• Work request
In the data below, find every line with the word "cùng" and copy it out.

-- Supplied data follows --

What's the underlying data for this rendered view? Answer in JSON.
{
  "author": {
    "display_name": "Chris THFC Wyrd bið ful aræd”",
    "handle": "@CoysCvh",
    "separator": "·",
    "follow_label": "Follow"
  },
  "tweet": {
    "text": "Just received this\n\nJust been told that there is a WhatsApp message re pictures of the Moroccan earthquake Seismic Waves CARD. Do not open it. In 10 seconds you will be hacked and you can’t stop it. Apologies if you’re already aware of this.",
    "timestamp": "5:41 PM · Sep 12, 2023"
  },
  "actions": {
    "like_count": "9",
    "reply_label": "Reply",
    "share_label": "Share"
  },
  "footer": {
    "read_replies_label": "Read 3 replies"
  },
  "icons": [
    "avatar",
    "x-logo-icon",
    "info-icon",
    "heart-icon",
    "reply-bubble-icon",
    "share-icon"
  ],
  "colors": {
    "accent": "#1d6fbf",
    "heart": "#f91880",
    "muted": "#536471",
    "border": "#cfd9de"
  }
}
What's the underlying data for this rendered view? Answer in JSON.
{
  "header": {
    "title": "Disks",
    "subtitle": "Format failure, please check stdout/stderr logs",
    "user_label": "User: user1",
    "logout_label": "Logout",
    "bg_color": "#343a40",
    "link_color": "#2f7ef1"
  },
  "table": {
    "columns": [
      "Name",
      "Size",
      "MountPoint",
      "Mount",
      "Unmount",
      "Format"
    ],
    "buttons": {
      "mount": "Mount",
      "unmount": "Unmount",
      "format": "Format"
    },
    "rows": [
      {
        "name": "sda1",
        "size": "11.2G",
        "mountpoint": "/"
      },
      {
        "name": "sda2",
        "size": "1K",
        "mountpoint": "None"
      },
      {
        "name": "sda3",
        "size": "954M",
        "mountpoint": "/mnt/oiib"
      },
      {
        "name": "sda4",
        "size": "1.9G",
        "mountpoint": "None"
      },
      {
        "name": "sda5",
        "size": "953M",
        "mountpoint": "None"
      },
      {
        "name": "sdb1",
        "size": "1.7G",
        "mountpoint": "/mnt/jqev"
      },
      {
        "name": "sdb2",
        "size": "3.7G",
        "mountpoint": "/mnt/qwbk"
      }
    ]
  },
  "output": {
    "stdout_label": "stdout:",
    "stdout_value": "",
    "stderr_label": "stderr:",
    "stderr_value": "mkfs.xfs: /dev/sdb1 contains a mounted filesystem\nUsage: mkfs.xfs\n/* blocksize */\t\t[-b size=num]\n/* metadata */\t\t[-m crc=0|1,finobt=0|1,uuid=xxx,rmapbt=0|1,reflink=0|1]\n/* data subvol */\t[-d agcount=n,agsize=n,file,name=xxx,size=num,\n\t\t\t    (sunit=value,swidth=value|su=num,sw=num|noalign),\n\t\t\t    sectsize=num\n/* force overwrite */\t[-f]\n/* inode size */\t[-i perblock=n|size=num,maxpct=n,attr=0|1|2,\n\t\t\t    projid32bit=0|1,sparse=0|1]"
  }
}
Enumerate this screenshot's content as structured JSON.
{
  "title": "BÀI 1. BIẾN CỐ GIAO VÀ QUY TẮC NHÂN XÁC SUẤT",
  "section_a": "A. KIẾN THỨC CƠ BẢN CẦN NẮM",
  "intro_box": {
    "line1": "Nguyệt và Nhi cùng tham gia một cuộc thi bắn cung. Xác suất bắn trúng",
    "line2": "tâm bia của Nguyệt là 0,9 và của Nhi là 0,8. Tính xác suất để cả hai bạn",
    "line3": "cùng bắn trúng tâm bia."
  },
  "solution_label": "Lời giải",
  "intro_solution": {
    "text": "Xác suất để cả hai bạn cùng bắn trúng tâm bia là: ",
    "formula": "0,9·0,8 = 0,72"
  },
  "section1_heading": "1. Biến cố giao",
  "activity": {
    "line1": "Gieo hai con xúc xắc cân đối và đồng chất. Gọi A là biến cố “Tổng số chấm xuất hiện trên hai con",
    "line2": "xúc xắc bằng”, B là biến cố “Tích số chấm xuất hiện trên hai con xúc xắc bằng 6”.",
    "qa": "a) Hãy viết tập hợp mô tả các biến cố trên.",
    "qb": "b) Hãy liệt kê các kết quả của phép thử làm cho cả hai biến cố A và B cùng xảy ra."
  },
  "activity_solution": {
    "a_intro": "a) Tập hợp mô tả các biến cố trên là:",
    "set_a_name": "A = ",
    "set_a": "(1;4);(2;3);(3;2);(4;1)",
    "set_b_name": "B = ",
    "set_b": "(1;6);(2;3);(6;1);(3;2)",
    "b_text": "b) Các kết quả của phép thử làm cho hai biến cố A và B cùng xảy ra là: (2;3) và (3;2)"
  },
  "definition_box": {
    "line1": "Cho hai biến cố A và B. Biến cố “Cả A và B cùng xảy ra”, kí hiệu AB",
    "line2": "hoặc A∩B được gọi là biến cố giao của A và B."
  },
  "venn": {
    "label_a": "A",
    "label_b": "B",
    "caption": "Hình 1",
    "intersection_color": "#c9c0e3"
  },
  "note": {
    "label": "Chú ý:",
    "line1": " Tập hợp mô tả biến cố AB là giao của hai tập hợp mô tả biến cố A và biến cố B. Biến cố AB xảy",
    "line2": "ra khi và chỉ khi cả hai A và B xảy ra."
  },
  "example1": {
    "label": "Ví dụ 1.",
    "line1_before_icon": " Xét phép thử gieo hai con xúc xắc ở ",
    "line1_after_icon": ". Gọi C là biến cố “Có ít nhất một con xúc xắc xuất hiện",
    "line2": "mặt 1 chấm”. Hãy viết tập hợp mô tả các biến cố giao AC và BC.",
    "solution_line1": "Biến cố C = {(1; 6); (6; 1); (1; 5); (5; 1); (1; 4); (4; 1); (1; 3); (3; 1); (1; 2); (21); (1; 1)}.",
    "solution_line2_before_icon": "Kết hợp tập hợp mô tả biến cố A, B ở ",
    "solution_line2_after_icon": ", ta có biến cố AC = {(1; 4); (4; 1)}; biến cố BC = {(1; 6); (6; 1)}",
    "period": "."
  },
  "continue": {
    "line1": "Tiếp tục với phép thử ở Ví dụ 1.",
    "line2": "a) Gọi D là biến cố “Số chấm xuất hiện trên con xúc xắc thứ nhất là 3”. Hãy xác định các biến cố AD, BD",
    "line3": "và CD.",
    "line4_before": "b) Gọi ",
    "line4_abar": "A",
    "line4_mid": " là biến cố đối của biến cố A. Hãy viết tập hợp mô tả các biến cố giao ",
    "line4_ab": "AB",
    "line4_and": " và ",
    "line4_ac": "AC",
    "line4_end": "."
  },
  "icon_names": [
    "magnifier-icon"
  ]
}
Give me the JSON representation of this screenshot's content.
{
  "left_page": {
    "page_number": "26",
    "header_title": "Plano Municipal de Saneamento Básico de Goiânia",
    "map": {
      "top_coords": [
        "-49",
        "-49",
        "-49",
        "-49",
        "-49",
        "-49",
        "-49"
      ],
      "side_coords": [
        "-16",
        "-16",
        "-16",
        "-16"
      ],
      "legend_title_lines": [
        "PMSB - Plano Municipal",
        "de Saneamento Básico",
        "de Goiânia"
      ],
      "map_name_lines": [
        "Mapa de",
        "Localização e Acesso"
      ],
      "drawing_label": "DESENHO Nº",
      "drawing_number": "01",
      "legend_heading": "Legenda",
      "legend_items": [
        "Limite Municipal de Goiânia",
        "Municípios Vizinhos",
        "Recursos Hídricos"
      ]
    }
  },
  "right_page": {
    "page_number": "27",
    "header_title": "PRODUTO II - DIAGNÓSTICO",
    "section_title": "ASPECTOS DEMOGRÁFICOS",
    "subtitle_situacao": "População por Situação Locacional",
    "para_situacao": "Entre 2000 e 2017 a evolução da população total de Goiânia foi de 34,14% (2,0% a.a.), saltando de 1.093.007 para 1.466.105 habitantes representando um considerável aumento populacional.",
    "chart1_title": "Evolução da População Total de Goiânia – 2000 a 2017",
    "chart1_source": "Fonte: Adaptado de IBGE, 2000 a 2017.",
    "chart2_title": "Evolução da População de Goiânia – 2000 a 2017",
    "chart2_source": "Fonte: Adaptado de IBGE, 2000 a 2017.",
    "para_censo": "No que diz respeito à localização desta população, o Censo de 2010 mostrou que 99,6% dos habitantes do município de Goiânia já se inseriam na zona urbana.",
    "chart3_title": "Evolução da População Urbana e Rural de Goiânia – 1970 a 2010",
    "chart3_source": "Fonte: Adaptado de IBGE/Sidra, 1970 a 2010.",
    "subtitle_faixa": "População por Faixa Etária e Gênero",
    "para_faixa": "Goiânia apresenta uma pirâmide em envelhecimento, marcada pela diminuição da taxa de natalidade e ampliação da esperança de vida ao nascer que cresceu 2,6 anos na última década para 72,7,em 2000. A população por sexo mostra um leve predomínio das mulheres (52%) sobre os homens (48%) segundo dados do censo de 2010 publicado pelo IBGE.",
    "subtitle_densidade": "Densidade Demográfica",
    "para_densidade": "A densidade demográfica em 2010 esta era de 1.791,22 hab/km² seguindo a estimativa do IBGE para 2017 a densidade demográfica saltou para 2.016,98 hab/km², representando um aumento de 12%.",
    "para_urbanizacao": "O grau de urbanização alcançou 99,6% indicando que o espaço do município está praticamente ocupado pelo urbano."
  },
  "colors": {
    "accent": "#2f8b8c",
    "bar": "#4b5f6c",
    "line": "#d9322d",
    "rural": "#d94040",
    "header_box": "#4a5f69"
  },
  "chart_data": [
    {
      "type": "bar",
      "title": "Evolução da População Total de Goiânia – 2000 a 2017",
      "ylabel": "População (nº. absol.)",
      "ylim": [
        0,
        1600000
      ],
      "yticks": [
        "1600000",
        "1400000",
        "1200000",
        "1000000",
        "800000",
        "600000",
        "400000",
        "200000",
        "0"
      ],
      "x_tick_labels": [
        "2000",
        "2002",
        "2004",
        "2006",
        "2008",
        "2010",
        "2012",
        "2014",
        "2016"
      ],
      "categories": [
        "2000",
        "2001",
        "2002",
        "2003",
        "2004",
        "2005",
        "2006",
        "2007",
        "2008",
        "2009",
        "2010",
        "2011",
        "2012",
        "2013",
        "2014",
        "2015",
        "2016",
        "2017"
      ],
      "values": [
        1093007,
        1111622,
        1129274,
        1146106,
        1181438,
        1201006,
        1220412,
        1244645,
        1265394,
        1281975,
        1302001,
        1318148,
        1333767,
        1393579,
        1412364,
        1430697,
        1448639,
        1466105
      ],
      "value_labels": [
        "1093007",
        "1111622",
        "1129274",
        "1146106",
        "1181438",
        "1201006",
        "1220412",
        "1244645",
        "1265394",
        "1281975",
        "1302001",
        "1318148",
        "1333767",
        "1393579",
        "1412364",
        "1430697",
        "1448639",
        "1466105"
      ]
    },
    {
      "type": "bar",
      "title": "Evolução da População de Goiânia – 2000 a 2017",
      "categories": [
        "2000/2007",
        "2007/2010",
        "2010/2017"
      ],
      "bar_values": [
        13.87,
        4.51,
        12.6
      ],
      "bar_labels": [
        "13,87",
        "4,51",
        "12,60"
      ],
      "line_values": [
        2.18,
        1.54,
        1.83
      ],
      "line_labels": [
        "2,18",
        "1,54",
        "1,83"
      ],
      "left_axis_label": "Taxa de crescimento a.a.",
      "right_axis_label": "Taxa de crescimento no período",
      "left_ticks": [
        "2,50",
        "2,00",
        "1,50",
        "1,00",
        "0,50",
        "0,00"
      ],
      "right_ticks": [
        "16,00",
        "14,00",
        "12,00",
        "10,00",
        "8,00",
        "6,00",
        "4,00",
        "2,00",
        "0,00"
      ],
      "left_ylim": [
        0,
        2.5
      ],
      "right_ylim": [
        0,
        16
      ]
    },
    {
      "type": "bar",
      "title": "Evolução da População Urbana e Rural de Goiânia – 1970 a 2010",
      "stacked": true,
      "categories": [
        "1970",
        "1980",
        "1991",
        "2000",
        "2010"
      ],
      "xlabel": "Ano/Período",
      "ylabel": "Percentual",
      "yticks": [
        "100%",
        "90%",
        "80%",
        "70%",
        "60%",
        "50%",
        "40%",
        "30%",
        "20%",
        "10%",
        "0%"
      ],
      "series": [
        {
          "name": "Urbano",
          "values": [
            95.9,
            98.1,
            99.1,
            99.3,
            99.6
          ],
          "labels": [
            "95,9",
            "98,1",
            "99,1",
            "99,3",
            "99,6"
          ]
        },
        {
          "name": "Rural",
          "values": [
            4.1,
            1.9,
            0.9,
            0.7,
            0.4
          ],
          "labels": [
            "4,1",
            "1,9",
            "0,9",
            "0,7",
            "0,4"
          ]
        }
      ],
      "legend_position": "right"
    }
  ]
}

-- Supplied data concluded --

• Solution
    "line1": "Nguyệt và Nhi cùng tham gia một cuộc thi bắn cung. Xác suất bắn trúng",
    "line3": "cùng bắn trúng tâm bia."
    "text": "Xác suất để cả hai bạn cùng bắn trúng tâm bia là: ",
    "qb": "b) Hãy liệt kê các kết quả của phép thử làm cho cả hai biến cố A và B cùng xảy ra."
    "b_text": "b) Các kết quả của phép thử làm cho hai biến cố A và B cùng xảy ra là: (2;3) và (3;2)"
    "line1": "Cho hai biến cố A và B. Biến cố “Cả A và B cùng xảy ra”, kí hiệu AB",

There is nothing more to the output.